For nearly a century, a summer enclave on the edge of Staten Island offered restoration to a small group of city-weary New Yorkers. A look back after last summer’s close of Cedar Grove.
After a lifetime of visual miscues, I finally decided to do something about my optical condition. Now comes the hard part: seeing the world through both eyes.
The Sept. 11 attacks bonded Staten Island, the city’s most ambivalent borough, more closely than ever before to the rest of New York. A look at the ripple effects.
While AIDS is still a major killer around the world, it has become a manageable condition for most HIV-positive Americans. Bearing witness to a time when the mortal threat was closer to home.
In 1979, as the U.S. became embroiled in the events that would develop into the current political climate, one man set out in search of America. Today, he remembers who he—and the country—were.

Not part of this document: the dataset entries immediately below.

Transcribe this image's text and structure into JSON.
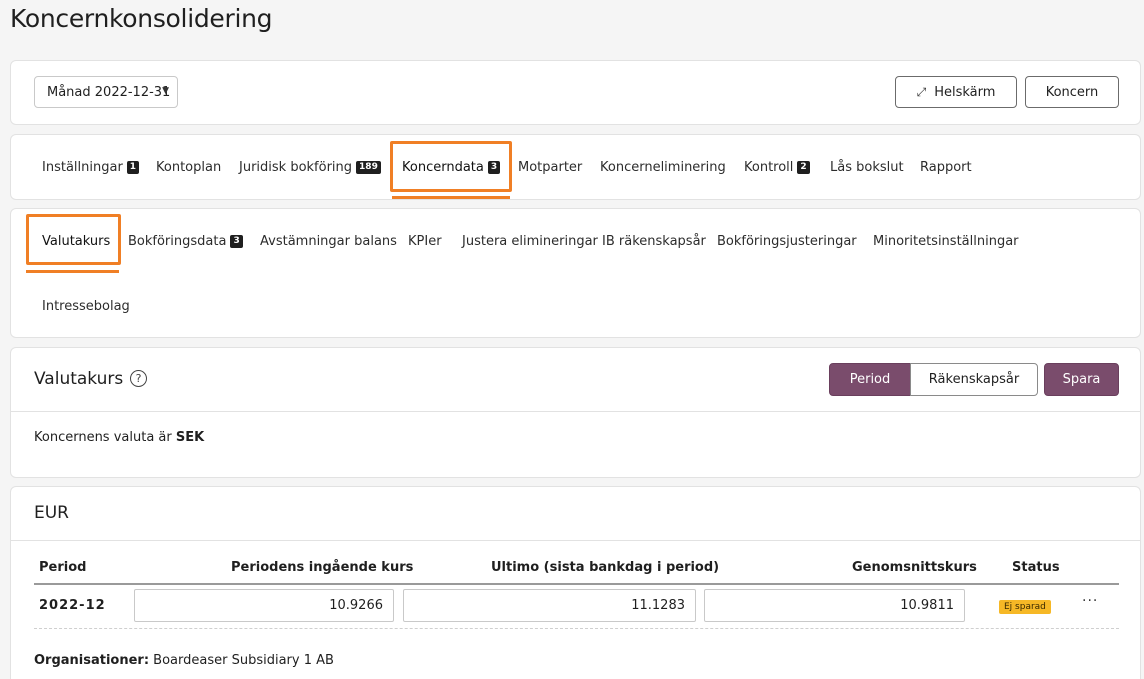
{
  "page": {
    "title": "Koncernkonsolidering"
  },
  "toolbar": {
    "period_select": "Månad 2022-12-31",
    "fullscreen_label": "Helskärm",
    "koncern_label": "Koncern"
  },
  "main_tabs": [
    {
      "label": "Inställningar",
      "badge": "1"
    },
    {
      "label": "Kontoplan",
      "badge": ""
    },
    {
      "label": "Juridisk bokföring",
      "badge": "189"
    },
    {
      "label": "Koncerndata",
      "badge": "3",
      "active": true
    },
    {
      "label": "Motparter",
      "badge": ""
    },
    {
      "label": "Koncerneliminering",
      "badge": ""
    },
    {
      "label": "Kontroll",
      "badge": "2"
    },
    {
      "label": "Lås bokslut",
      "badge": ""
    },
    {
      "label": "Rapport",
      "badge": ""
    }
  ],
  "sub_tabs": [
    {
      "label": "Valutakurs",
      "badge": "",
      "active": true
    },
    {
      "label": "Bokföringsdata",
      "badge": "3"
    },
    {
      "label": "Avstämningar balans",
      "badge": ""
    },
    {
      "label": "KPIer",
      "badge": ""
    },
    {
      "label": "Justera elimineringar IB räkenskapsår",
      "badge": ""
    },
    {
      "label": "Bokföringsjusteringar",
      "badge": ""
    },
    {
      "label": "Minoritetsinställningar",
      "badge": ""
    },
    {
      "label": "Intressebolag",
      "badge": ""
    }
  ],
  "valutakurs": {
    "title": "Valutakurs",
    "help": "?",
    "seg_period": "Period",
    "seg_year": "Räkenskapsår",
    "save_label": "Spara",
    "info_prefix": "Koncernens valuta är ",
    "currency": "SEK"
  },
  "eur": {
    "title": "EUR",
    "headers": {
      "period": "Period",
      "opening": "Periodens ingående kurs",
      "closing": "Ultimo (sista bankdag i period)",
      "average": "Genomsnittskurs",
      "status": "Status"
    },
    "row": {
      "period": "2022-12",
      "opening": "10.9266",
      "closing": "11.1283",
      "average": "10.9811",
      "status": "Ej sparad"
    },
    "org_label": "Organisationer:",
    "org_value": " Boardeaser Subsidiary 1 AB"
  },
  "colors": {
    "accent_orange": "#f07f25",
    "primary_purple": "#7a4c6c",
    "status_yellow": "#f6b826"
  }
}
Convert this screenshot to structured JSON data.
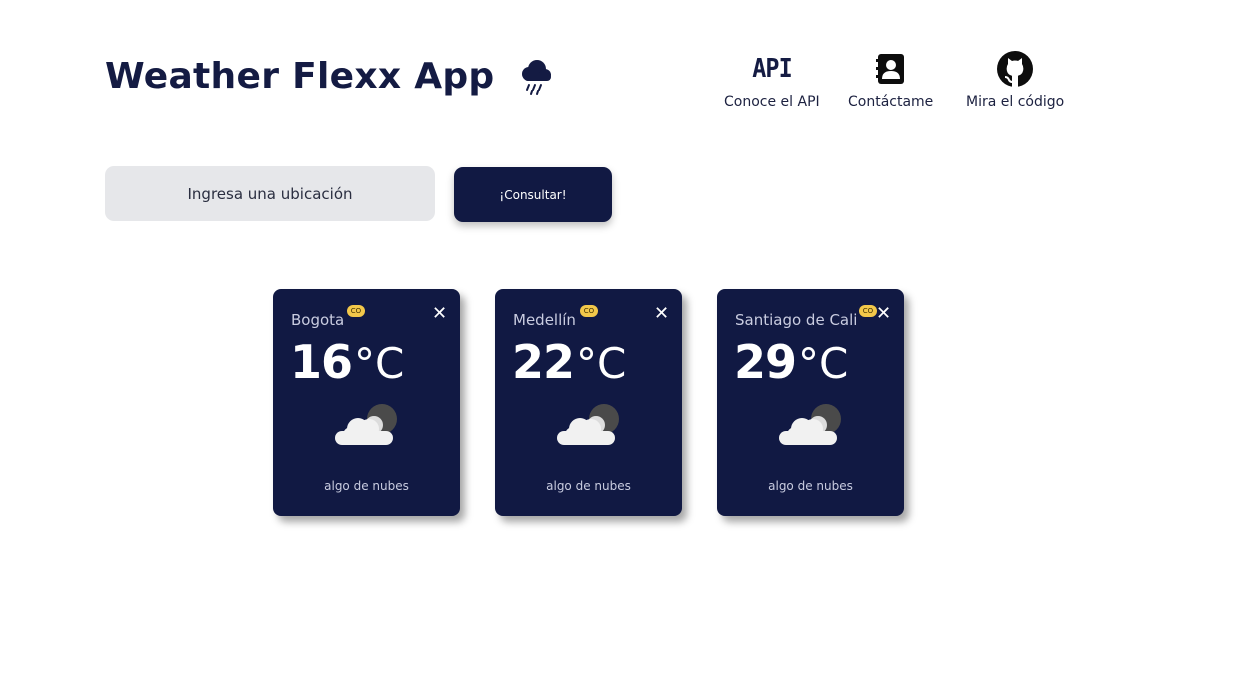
{
  "app": {
    "title": "Weather Flexx App",
    "title_icon": "rain-cloud-icon"
  },
  "nav": {
    "api": {
      "icon_text": "API",
      "label": "Conoce el API",
      "icon": "api-icon"
    },
    "contact": {
      "label": "Contáctame",
      "icon": "contact-book-icon"
    },
    "code": {
      "label": "Mira el código",
      "icon": "github-icon"
    }
  },
  "search": {
    "placeholder": "Ingresa una ubicación",
    "button_label": "¡Consultar!"
  },
  "cards": [
    {
      "city": "Bogota",
      "country": "CO",
      "temp": "16",
      "unit": "°C",
      "description": "algo de nubes",
      "icon": "partly-cloudy-night-icon"
    },
    {
      "city": "Medellín",
      "country": "CO",
      "temp": "22",
      "unit": "°C",
      "description": "algo de nubes",
      "icon": "partly-cloudy-night-icon"
    },
    {
      "city": "Santiago de Cali",
      "country": "CO",
      "temp": "29",
      "unit": "°C",
      "description": "algo de nubes",
      "icon": "partly-cloudy-night-icon"
    }
  ],
  "colors": {
    "primary": "#111943",
    "input_bg": "#e6e7ea",
    "badge": "#f3c84a",
    "background": "#ffffff"
  }
}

Staten Islanders are an insular crowd; but once the Verrazano-Narrows Bridge connected them to the rest of New York, everything changed. Well, maybe not everything.